[Stored entries]
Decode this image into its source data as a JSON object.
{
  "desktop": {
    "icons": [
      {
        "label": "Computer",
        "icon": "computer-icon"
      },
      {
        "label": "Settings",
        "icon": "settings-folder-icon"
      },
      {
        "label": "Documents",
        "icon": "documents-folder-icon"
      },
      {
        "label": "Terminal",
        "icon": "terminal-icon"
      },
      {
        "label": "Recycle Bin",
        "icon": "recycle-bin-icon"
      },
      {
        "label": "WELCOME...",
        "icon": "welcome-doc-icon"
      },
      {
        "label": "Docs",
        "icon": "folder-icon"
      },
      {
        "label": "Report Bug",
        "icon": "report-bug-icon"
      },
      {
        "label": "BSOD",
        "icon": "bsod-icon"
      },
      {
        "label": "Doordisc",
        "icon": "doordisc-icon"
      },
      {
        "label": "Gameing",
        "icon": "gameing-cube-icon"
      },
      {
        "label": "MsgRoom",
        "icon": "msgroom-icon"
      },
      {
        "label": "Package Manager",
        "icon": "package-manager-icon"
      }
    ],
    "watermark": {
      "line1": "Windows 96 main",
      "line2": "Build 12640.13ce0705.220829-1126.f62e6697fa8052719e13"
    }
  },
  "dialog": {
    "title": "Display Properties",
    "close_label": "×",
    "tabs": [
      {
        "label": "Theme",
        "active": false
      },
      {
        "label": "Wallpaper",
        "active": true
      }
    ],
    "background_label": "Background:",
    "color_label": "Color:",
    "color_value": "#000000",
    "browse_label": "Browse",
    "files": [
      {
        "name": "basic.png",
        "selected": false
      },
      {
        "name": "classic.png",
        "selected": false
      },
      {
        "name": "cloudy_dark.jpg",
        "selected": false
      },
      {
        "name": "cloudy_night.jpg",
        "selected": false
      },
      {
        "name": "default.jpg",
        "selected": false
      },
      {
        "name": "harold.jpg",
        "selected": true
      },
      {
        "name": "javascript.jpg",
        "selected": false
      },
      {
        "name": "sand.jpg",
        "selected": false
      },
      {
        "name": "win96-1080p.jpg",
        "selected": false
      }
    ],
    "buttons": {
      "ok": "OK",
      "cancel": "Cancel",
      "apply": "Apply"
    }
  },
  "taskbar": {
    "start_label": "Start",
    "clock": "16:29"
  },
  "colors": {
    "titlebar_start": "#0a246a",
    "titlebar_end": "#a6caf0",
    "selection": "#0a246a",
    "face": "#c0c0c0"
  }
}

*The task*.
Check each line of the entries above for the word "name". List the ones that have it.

*Result for this exercise*.
        "name": "basic.png",
        "name": "classic.png",
        "name": "cloudy_dark.jpg",
        "name": "cloudy_night.jpg",
        "name": "default.jpg",
        "name": "harold.jpg",
        "name": "javascript.jpg",
        "name": "sand.jpg",
        "name": "win96-1080p.jpg",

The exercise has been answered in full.